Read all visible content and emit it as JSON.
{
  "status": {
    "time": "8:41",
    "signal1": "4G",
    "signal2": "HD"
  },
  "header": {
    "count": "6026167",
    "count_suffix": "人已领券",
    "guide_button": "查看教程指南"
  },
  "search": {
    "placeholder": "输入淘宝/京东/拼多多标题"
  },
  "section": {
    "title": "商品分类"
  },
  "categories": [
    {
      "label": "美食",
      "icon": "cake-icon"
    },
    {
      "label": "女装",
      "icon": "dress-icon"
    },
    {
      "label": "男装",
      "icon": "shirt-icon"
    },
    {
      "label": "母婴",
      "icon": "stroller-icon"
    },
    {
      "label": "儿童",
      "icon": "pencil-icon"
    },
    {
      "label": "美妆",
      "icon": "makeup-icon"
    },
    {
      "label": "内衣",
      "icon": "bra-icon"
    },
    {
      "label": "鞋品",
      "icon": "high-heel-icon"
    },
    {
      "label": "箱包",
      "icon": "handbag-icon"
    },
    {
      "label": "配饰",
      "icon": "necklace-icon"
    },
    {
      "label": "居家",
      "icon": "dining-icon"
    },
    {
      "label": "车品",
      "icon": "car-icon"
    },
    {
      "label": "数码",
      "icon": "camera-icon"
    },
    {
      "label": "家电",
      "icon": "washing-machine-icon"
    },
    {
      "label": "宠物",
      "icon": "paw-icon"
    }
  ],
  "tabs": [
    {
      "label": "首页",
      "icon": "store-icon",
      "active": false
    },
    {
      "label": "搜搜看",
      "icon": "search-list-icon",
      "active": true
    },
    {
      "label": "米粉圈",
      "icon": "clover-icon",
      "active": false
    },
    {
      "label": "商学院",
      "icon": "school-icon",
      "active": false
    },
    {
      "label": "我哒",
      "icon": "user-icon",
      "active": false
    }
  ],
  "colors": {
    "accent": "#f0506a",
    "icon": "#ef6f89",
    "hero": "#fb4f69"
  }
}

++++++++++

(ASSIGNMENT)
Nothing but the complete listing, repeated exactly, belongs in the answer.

(SOLVED PROBLEM)
Read all visible content and emit it as JSON.
{
  "status": {
    "time": "8:41",
    "signal1": "4G",
    "signal2": "HD"
  },
  "header": {
    "count": "6026167",
    "count_suffix": "人已领券",
    "guide_button": "查看教程指南"
  },
  "search": {
    "placeholder": "输入淘宝/京东/拼多多标题"
  },
  "section": {
    "title": "商品分类"
  },
  "categories": [
    {
      "label": "美食",
      "icon": "cake-icon"
    },
    {
      "label": "女装",
      "icon": "dress-icon"
    },
    {
      "label": "男装",
      "icon": "shirt-icon"
    },
    {
      "label": "母婴",
      "icon": "stroller-icon"
    },
    {
      "label": "儿童",
      "icon": "pencil-icon"
    },
    {
      "label": "美妆",
      "icon": "makeup-icon"
    },
    {
      "label": "内衣",
      "icon": "bra-icon"
    },
    {
      "label": "鞋品",
      "icon": "high-heel-icon"
    },
    {
      "label": "箱包",
      "icon": "handbag-icon"
    },
    {
      "label": "配饰",
      "icon": "necklace-icon"
    },
    {
      "label": "居家",
      "icon": "dining-icon"
    },
    {
      "label": "车品",
      "icon": "car-icon"
    },
    {
      "label": "数码",
      "icon": "camera-icon"
    },
    {
      "label": "家电",
      "icon": "washing-machine-icon"
    },
    {
      "label": "宠物",
      "icon": "paw-icon"
    }
  ],
  "tabs": [
    {
      "label": "首页",
      "icon": "store-icon",
      "active": false
    },
    {
      "label": "搜搜看",
      "icon": "search-list-icon",
      "active": true
    },
    {
      "label": "米粉圈",
      "icon": "clover-icon",
      "active": false
    },
    {
      "label": "商学院",
      "icon": "school-icon",
      "active": false
    },
    {
      "label": "我哒",
      "icon": "user-icon",
      "active": false
    }
  ],
  "colors": {
    "accent": "#f0506a",
    "icon": "#ef6f89",
    "hero": "#fb4f69"
  }
}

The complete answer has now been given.